The southernmost island province of Hainan is preparing a satellite network that is expected to enable China to conduct effective and efficient surveillance over the South China Sea.
Design work for the Hainan Earth-Observation Satellite Constellation, a project headed by the Sanya Institute of Remote Sensing in Hainan and sponsored by the provincial government, has begun at the institute and by its contractors.
The first in the constellation, a Hainan 1 optical satellite, is scheduled to be launched in the second half of 2019, according to a statement from the institute.

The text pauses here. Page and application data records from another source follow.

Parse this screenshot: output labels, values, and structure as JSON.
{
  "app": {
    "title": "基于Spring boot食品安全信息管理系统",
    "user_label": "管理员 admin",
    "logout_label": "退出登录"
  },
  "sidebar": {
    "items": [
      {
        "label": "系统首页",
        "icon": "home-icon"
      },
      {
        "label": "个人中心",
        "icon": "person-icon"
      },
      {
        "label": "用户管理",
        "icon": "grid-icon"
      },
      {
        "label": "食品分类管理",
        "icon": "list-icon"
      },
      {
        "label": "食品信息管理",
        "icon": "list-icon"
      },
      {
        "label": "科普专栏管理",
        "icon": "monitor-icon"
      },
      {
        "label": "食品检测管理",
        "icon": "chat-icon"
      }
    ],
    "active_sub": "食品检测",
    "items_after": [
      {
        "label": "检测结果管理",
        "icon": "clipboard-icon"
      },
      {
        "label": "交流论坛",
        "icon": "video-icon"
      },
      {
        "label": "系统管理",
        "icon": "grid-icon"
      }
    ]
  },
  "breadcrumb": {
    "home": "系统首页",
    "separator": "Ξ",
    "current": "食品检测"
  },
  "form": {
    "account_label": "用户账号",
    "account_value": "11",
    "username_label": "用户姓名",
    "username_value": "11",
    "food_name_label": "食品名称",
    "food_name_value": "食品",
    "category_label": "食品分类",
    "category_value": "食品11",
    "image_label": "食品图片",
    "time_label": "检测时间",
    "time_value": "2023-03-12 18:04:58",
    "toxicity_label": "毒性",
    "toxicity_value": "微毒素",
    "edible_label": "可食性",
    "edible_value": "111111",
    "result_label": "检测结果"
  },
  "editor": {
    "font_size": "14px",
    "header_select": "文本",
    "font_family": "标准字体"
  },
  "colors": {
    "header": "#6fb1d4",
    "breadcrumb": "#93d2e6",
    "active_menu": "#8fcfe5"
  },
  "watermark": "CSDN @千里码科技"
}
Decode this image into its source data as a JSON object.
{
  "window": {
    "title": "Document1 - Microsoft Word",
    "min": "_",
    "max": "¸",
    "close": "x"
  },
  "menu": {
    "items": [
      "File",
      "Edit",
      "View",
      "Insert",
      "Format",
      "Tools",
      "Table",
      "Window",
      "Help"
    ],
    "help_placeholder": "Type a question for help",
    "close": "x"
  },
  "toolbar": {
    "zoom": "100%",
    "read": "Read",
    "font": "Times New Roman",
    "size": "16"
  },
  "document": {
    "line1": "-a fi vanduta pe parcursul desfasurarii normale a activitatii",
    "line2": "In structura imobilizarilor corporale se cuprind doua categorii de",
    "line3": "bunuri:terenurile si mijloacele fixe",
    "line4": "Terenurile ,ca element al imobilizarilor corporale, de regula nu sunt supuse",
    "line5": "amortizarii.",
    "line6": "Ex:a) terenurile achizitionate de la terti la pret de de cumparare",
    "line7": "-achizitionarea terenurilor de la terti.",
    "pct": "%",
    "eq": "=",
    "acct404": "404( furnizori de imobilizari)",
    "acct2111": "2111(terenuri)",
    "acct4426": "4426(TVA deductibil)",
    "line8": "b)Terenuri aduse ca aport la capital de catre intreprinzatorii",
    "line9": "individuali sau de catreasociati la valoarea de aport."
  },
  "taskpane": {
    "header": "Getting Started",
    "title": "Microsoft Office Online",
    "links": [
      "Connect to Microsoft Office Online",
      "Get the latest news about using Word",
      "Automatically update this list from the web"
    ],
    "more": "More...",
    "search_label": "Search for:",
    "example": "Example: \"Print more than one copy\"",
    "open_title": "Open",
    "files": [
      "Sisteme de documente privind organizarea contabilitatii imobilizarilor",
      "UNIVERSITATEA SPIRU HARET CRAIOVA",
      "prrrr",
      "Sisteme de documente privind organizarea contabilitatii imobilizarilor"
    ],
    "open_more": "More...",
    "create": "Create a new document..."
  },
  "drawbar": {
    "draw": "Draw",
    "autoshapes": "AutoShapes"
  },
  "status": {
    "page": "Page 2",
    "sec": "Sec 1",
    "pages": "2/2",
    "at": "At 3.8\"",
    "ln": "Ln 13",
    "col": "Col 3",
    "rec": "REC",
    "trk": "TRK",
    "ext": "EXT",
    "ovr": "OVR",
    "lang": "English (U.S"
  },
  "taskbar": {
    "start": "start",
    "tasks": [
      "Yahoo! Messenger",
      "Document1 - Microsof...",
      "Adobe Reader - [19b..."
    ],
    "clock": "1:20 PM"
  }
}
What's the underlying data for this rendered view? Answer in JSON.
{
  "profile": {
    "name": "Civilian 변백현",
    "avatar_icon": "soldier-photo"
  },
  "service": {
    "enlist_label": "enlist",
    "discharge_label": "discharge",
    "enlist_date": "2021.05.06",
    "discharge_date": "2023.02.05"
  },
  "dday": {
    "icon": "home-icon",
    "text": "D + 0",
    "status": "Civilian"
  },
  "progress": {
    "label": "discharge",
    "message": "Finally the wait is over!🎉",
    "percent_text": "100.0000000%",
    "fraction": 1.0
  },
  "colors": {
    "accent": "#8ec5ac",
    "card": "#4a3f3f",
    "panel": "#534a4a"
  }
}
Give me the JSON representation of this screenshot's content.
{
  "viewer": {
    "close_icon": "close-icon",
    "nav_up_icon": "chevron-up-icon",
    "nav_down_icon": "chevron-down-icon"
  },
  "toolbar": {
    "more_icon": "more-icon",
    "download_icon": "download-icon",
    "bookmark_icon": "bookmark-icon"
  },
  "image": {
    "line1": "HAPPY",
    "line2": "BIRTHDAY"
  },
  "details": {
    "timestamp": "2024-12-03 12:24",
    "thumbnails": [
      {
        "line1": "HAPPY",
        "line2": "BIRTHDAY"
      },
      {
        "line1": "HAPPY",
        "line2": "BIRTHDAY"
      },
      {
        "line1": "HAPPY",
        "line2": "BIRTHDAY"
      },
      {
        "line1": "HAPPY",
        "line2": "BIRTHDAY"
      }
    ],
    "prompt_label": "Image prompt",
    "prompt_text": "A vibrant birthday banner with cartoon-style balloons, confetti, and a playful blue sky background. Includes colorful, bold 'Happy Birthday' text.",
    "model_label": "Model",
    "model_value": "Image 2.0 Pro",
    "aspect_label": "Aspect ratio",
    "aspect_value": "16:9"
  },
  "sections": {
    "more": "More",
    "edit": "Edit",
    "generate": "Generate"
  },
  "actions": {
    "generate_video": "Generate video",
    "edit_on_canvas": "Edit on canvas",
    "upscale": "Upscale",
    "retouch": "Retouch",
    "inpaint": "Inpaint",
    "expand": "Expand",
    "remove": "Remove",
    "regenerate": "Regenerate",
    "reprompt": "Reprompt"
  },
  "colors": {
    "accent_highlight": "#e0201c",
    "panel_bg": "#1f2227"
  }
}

The statement said the constellation will have 10 satellites that will be launched in four stages by the end of 2021. First, three Hainan 1 optical satellites are scheduled to enter orbit in 2019. The following year, three Hainan 1 satellites and two Sanya 1 multispectral remote-sensing satellites will be launched. In 2021, two Sansha 1 synthetic aperture radar satellites are expected to be sent into space.
At a meeting in Sanya on Aug 14, Chinese space experts reviewed and approved technical plans for the first four Hainan 1 satellites.
According to the institute, each Hainan 1 will weigh 50 kilograms, and will operate in a low-Earth orbit 500 kilometers above Earth and move at 7.9 km per second.
Yang Tianliang, director of the institute and chief designer of the constellation, said in a phone interview on Aug 15 that Hainan 1 satellites will carry two types of instruments — cameras and identification technology.
“The combination of cameras and automatic identification systems will allow us not only to monitor ships lawfully sailing in the South China Sea, but also to detect and track illegally operating ones,” Yang said.
Automatic identification systems can receive and process signals concerning positioning data, courses of vessels as well as speed readings sent by a moving ship. The technology is often mounted on ships and satellites and assists vessel operators in understanding maritime traffic situations while also helping maritime authorities to track and monitor vessel movements.
Yang said Hainan administers hundreds of islands and reefs in the South China Sea, so it requires the assistance of a space-based platform to monitor these territories and surrounding waters.
He also noted that once the satellite network becomes fully operational by 2021, it will be able to cover the entire South China Sea and will be very helpful in a wide range of sectors, such as marine transportation, fisheries, island management and maritime search and rescue.
Gao Enyu, a manager from Hainan MinoSpace Technology Co, was quoted by China News Service as saying on Aug 14 that researchers optimized Hainan 1’s cameras to make them suitable for monitoring large expanses of waters.
He added that the satellite is capable of detecting and identifying all mid-size and large vessels.
Gao’s company is in charge of the research and development of some of Hainan 1’s equipment.